“Dave,” I say gently, keeping my eyes to the road while he’s vibrating like a jackhammer in full autistic rage, “tell me what you ate for lunch everyday of June in the year 1956? I’d really be interested.”  June was traditionally a good month, I guessed on ‘56.  Lunch was a favorite topic of memory.

His flapping then halted for some seconds as he took this in. It was an unusual request, even from me. But he seemed to trust where I was going with it and sort of downshifted into more moderate, manageable shakes and rocking– he now could almost think and talk while he flapped.  With great effort, dare I say, valiantly, in a clipped and extremely rapid, pressured voice, Dave began to answer as best he could:

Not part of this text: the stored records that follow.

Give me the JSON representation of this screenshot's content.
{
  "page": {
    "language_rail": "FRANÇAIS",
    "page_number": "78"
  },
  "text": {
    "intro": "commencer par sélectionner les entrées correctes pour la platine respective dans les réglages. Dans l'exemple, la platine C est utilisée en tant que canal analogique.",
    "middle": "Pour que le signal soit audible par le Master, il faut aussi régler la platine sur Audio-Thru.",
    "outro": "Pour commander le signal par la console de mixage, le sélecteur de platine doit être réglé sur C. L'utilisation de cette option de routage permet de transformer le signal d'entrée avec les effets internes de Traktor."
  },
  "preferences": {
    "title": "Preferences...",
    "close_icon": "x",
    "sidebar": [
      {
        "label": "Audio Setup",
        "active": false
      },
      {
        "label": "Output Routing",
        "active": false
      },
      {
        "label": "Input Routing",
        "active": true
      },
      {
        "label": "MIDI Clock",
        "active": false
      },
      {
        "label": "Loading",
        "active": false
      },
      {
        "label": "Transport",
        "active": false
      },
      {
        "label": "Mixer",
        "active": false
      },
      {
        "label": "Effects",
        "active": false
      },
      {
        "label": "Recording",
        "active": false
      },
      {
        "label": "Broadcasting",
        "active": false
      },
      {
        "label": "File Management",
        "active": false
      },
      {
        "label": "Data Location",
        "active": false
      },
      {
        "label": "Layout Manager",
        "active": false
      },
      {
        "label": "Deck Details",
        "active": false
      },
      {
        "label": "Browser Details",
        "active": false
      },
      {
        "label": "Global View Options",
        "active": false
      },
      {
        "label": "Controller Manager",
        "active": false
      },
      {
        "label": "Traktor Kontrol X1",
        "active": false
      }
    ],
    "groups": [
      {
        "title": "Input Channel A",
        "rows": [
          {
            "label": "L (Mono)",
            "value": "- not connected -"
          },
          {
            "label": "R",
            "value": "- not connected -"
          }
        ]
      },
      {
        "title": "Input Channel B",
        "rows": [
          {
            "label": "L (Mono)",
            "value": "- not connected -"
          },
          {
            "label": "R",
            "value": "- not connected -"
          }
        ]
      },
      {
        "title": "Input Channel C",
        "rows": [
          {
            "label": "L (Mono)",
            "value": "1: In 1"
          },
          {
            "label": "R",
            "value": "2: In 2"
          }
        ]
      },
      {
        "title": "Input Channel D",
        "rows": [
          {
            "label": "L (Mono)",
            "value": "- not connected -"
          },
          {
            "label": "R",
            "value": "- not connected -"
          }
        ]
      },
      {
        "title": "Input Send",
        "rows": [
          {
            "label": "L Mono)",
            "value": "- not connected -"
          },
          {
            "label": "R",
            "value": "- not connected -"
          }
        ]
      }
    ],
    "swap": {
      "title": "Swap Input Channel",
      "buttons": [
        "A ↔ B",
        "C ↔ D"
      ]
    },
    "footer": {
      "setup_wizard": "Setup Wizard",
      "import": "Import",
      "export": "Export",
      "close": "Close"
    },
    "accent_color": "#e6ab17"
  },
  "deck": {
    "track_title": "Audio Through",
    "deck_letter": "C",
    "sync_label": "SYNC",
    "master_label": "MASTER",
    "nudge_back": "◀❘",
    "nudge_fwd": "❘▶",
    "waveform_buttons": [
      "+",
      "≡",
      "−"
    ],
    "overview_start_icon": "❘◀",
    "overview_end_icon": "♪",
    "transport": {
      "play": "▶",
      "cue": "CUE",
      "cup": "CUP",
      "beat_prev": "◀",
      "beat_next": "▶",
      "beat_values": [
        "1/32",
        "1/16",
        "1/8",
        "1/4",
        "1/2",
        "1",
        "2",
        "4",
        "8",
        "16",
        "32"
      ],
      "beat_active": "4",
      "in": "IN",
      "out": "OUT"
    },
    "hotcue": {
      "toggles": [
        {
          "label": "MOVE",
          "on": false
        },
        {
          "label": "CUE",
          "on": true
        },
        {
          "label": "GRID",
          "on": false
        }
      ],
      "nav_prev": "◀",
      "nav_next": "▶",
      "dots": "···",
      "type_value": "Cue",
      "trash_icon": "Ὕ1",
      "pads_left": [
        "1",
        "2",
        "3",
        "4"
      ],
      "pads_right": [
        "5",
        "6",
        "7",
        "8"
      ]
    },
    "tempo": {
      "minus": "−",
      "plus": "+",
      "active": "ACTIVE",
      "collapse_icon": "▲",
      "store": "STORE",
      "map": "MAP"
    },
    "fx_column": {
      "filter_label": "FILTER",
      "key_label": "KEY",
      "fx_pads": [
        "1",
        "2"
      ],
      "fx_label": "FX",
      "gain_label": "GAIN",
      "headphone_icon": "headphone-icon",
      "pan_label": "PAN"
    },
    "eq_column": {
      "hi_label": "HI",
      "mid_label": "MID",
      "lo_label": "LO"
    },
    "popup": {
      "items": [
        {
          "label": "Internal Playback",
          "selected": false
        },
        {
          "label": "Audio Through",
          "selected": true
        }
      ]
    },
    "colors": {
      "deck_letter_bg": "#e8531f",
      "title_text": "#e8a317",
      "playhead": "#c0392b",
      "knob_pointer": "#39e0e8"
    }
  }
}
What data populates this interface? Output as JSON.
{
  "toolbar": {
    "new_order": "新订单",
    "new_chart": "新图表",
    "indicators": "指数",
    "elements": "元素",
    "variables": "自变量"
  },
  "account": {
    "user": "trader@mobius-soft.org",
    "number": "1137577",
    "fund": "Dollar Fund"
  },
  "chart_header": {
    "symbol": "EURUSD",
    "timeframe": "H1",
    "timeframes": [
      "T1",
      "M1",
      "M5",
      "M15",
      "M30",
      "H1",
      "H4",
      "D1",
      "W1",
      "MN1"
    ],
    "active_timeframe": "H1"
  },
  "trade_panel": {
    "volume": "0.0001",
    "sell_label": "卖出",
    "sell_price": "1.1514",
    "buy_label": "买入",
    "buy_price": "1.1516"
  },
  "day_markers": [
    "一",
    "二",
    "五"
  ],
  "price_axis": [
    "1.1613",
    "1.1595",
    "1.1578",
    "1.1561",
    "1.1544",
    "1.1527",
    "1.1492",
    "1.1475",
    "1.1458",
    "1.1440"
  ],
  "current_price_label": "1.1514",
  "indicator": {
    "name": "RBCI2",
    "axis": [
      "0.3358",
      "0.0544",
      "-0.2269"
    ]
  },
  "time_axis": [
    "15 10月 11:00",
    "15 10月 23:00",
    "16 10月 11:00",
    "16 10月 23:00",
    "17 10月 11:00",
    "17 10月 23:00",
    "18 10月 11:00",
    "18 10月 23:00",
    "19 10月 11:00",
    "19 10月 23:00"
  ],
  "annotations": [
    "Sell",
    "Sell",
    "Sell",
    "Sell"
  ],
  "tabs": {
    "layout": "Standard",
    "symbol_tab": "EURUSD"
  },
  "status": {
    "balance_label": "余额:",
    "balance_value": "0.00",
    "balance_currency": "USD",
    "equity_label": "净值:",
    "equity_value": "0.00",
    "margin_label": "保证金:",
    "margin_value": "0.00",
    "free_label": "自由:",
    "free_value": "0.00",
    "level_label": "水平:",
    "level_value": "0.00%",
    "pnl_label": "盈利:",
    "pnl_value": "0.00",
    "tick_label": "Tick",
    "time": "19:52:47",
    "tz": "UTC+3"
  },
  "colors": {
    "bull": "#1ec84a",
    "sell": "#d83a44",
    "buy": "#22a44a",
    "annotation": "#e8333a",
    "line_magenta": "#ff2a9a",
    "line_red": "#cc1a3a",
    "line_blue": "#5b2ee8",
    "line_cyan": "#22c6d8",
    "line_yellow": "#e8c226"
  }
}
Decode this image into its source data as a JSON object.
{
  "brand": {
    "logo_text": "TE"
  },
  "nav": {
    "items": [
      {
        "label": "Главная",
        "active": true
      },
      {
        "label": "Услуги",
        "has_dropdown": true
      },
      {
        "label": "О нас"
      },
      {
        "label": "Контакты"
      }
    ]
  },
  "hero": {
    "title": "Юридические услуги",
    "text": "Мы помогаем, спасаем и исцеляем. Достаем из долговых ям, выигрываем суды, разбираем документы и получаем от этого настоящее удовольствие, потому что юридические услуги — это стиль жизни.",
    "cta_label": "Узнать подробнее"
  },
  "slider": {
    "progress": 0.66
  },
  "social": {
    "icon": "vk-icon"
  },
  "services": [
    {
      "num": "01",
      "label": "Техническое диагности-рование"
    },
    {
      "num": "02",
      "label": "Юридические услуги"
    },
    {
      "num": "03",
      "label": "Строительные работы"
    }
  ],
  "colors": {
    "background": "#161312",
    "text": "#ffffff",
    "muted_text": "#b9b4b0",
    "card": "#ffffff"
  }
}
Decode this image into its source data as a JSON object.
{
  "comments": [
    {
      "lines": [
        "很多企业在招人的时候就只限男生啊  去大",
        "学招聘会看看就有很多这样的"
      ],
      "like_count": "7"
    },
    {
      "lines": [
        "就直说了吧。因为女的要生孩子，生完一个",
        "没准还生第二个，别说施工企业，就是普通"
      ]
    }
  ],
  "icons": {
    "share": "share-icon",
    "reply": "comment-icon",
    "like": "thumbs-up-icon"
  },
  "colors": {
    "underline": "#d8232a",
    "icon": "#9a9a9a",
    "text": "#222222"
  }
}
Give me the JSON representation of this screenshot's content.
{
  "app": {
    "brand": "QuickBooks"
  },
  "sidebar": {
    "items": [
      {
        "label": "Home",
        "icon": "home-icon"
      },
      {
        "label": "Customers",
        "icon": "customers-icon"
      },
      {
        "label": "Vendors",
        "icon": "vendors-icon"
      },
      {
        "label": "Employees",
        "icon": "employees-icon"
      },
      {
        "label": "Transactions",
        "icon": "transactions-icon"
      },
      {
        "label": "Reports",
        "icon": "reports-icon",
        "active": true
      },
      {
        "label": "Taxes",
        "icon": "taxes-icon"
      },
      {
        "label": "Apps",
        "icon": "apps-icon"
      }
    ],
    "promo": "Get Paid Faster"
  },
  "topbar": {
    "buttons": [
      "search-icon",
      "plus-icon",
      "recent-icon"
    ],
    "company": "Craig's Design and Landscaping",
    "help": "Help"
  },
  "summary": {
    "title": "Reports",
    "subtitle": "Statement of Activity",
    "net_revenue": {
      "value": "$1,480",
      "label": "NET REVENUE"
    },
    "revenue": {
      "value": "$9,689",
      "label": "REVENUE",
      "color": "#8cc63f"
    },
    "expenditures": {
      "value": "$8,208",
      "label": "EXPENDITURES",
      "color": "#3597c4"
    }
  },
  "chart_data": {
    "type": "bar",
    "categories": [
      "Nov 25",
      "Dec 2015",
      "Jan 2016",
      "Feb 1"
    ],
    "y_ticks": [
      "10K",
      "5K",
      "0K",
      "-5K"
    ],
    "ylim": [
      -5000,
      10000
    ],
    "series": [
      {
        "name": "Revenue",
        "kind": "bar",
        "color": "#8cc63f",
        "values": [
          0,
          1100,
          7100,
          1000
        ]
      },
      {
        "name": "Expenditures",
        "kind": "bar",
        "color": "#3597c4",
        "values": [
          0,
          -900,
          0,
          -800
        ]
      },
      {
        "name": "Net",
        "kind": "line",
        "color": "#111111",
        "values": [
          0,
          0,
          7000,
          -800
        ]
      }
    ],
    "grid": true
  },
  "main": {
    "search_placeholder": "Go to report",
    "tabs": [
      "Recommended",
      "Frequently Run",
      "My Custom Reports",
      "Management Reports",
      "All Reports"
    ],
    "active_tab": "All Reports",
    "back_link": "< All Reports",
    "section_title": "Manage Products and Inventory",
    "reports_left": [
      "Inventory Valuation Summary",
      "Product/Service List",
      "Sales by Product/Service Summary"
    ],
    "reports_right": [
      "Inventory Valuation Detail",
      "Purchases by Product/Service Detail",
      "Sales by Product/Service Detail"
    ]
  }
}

“On Monday June 1st, 1956 I had a plain cheeseburger with absolutely nothing on it.

On Tuesday June 2nd, 1956 I had a plain cheeseburger with absolutely nothing on it.

On Wednesday June 3rd, 1956 I had a plain cheeseburger with absolutely nothing on it.”

“Really Dave,” I break in, trying to slow him down enough to expand and level off a little. “Any fries?” I ask, affecting as much curiosity as possible.

“No!” he grips and yells back with in a whining contempt.   “Just a PLAIN CHEESEBURGER WITH ABSOLUTELY NOTHING ON IT!”

My interruption has upset him, but I think we are making progress.  “Let’s continue, this is really excellent Dave,” I say.  “What did you have for lunch on that Thursday, June 4th, 1956?”

“A plain cheeseburger with absolutely nothing on it.”

“No kidding.” I said. “Not even a little catsup?”


“How about Friday June 5, 1956?”

“A tuna fish sandwich,” he says. “Mother and Johnnie told me to eat fish on Fridays.”  Eureka!

“I’ll be darned” I say trying to suspend this development for as long as possible“Did you like the tuna fish?”

“No.” He said.

“What kind of bread?”

“White bread.”

“Well O.K., how about on Saturday June 6th, 1956, what did you have then?”

“A cheeseburger.” he declared.

“Plain without catsup?” I ask.


“Anything on it at all?”

“No” he answers, “absolutely nothing. And mother ordered a small Cobb salad with thousand island dressing ‘cause she had a virus in her throat and Johnnie had to laugh. I don’t know why Johnnie laughed?  Do you think that’s laughable, comical, and humorous?” He asked this in his old daffy voice, the one I thought we’d lost.

“No Dave, not particularly, can’t say that I do” I respond, noticing the beads of sweat on my own brow.  I knew we were now good. The Bay Bridge entrance could be seen two blocks ahead and there was lots here left to explore.  Maybe it was just the Navane kicking in.

© Copyright 1997 by Arthur Rosengarten. All rights are reserved and may not be reprinted without the written permission of the author.